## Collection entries
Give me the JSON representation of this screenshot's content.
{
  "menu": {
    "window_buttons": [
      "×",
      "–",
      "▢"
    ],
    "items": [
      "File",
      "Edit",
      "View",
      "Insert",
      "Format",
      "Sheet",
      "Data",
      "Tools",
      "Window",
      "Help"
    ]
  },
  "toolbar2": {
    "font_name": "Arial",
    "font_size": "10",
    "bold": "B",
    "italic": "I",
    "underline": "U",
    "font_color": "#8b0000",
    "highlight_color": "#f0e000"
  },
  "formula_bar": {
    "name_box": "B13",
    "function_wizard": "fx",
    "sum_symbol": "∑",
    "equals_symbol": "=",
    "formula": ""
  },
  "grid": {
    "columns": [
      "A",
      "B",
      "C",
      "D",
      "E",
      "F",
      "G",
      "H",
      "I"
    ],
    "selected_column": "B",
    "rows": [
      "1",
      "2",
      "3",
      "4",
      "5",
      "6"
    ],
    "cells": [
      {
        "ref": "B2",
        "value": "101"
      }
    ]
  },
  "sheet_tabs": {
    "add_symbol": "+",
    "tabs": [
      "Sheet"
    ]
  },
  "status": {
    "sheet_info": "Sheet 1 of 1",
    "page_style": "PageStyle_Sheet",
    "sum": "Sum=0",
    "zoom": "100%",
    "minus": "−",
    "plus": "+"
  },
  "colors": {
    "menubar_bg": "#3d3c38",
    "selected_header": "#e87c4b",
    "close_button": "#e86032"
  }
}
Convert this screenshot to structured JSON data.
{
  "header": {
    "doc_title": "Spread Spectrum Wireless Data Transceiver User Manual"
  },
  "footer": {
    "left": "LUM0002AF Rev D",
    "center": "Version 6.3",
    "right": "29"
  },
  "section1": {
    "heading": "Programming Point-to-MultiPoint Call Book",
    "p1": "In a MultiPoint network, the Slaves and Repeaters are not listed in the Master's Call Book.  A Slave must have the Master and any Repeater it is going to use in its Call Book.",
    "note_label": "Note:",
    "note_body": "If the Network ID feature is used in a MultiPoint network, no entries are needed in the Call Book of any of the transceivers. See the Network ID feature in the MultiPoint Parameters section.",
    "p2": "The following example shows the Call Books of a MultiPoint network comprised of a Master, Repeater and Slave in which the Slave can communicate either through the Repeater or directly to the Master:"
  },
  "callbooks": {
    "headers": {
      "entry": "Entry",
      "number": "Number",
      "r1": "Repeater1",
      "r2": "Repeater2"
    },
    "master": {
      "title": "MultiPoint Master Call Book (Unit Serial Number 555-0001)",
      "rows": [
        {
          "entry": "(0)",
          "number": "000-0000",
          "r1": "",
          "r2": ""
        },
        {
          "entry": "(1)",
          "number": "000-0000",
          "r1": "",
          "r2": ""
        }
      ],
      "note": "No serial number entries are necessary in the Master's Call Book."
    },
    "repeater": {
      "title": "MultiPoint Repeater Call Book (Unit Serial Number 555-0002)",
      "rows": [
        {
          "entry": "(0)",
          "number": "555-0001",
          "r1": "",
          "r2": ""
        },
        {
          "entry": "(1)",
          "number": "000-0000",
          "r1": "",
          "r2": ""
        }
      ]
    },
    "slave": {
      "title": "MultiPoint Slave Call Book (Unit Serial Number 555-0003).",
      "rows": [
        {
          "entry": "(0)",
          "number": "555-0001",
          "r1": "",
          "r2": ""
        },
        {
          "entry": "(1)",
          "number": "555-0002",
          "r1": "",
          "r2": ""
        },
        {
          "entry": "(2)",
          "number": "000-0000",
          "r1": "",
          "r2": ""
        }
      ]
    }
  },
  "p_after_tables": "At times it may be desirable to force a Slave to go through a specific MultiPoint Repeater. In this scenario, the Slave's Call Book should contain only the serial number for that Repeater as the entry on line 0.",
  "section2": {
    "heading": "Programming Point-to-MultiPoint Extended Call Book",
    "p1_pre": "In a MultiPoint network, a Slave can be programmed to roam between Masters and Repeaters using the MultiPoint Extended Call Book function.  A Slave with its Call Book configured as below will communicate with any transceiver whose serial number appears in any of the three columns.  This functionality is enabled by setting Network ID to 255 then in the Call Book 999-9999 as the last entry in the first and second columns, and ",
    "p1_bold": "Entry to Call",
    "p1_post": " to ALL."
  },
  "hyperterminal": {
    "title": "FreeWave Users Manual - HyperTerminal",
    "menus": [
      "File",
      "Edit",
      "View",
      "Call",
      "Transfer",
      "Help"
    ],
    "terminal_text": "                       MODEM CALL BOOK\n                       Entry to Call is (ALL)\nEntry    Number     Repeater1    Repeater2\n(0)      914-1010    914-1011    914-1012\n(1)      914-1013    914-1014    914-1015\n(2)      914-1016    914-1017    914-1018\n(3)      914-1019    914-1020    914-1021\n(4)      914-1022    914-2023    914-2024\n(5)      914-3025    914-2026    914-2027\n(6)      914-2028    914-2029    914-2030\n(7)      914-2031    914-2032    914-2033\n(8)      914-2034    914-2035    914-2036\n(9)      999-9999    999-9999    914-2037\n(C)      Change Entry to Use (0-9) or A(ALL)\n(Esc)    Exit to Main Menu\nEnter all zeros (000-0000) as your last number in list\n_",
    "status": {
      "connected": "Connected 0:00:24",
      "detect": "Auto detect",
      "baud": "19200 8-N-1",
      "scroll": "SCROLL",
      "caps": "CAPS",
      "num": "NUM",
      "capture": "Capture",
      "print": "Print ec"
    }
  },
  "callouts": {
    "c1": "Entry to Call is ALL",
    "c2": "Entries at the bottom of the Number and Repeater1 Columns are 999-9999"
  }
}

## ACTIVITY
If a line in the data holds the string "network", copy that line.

## EXERCISE ANSWER
    "p1": "In a MultiPoint network, the Slaves and Repeaters are not listed in the Master's Call Book.  A Slave must have the Master and any Repeater it is going to use in its Call Book.",
    "note_body": "If the Network ID feature is used in a MultiPoint network, no entries are needed in the Call Book of any of the transceivers. See the Network ID feature in the MultiPoint Parameters section.",
    "p2": "The following example shows the Call Books of a MultiPoint network comprised of a Master, Repeater and Slave in which the Slave can communicate either through the Repeater or directly to the Master:"
    "p1_pre": "In a MultiPoint network, a Slave can be programmed to roam between Masters and Repeaters using the MultiPoint Extended Call Book function.  A Slave with its Call Book configured as below will communicate with any transceiver whose serial number appears in any of the three columns.  This functionality is enabled by setting Network ID to 255 then in the Call Book 999-9999 as the last entry in the first and second columns, and ",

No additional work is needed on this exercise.